At the tender age of 12, I made a startling discovery: I could check out Stephen King books from the library. Perhaps the librarian was fooled by my maturing breasts, but my parents were hip to the fact that King did not write for a preteen reader, so I hid the books under my bed. When not devouring them under the covers, my heart pounding, the fear of getting caught was almost as scary as the nightmarish images King’s words conjured in my immature mind.

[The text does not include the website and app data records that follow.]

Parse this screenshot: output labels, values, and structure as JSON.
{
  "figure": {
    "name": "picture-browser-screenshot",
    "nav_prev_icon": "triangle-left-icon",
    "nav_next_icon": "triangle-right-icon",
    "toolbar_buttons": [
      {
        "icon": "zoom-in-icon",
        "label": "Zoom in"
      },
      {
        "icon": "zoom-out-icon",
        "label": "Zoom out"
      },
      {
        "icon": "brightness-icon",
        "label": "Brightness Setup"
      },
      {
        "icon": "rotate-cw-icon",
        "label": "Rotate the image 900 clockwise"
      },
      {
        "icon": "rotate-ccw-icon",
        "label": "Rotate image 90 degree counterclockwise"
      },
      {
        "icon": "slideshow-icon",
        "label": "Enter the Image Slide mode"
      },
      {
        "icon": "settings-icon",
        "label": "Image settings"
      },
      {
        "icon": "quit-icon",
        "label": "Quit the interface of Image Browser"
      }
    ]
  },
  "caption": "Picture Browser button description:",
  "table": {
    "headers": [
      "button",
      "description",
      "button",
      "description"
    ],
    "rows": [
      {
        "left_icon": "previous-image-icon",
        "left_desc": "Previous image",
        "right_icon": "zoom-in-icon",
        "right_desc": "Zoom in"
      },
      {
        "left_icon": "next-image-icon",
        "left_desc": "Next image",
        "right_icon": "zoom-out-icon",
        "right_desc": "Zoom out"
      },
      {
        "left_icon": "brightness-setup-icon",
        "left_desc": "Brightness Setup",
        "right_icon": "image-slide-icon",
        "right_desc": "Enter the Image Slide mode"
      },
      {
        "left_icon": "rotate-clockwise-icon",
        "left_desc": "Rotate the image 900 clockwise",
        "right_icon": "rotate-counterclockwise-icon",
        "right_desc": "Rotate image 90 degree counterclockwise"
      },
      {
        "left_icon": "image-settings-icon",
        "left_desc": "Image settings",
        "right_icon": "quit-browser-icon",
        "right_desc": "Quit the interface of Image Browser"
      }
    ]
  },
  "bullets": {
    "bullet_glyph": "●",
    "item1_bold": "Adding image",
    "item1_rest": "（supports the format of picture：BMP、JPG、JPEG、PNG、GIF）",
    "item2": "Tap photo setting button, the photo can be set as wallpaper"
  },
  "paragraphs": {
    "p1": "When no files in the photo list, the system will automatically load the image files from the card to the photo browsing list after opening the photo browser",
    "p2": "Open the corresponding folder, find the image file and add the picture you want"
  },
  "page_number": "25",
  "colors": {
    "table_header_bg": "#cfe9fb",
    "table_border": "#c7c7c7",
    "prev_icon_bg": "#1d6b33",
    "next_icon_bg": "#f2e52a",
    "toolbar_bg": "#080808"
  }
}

The Creepshow: A Tribute to Stephen King is the twisted brainchild of artists Jeremy Montoya, Jon Sanchez and P.Nut, and it offers a chance to delight in all kinds of nightmarish images. The trio count themselves fans of King, though admittedly the celluloid creations more than the written works in some cases. Describing the show modestly as “a collection of friends that P.Nut got together,” Sanchez says everything—the artists, the art, the venue—came together almost supernaturally, down to the lucky Friday the 13th opening.
Montoya’s contributions to The Creepshow include a silkscreen film poster for Pet Sematary complete with eerily glowing reanimated cat eyes. His connection to the film goes back to his childhood. “My parents didn’t take us to too many movies,” he says, “but the movie I remember most was Pet Sematary.” Montoya’s mother, eager to see the film, bribed him and his younger brother with candy on the condition they stay under a blanket. Montoya didn’t stay under the blanket.
Stanley Kubrick’s The Shining is admittedly King’s least favorite adaptation. Sure, Kubrick changed the ending and the focus of the story, the dirty rat. But in all seriousness, have you seen the film? The Shining was a good book, but Kubrick made a masterpiece of terror. Nicole Riner’s giclée print, “Overlook Hotel,” gives a subtle nod to which version she prefers: The hexagon pattern and border repeating “All work and no play makes Jack a dull boy” are details exclusive to Kubrick’s film. Augustine Romero’s oil “Redrum” lays the creepiness on thick with REDRUM scrawled in crayon below a portrait of the two little girls inviting Danny to play with them—forever and ever and ever.
And, of course, Pennywise. Shudder. As terrifying clowns go, IT’s Pennywise has to be the most terrifying. Even without the razor-sharp teeth bared, Pennywise is “everything you ever were afraid of.” Amy Saenz has two takes on Pennywise: “IT with Balloons” packs a lot of creep into a small image, but “IT Teeth” leaps off the canvas into your nightmares. Without showing the dreaded clown, Santi Rivera’s “They All Float Down Here” recalls Georgie’s encounter with Pennywise at the storm drain, the gloss of the paint reminiscent of the rain and, presumably, Georgie’s tears as he is ensnared by Pennywise. Oh yes, we all float down there.
Can’t get enough of the King? The love continues later this month at the Guild Cinema. The Alibi Midnight Movie Madness Stephen King X-mas Special Maximum Overdrive and Pet Sematary double feature runs Friday and Saturday, Dec. 27-28. With two films for one price, you’ll have funds left over to pick up Sanchez’ and Montoya’s corresponding posters, available at both shows.
The Creepshow runs through Jan. 17 and closes that night with a party at 6pm, one last chance to revel in the onslaught of horror this show provides. Let the sanguinary warmth keep you in its embrace during the cold, dark winter months.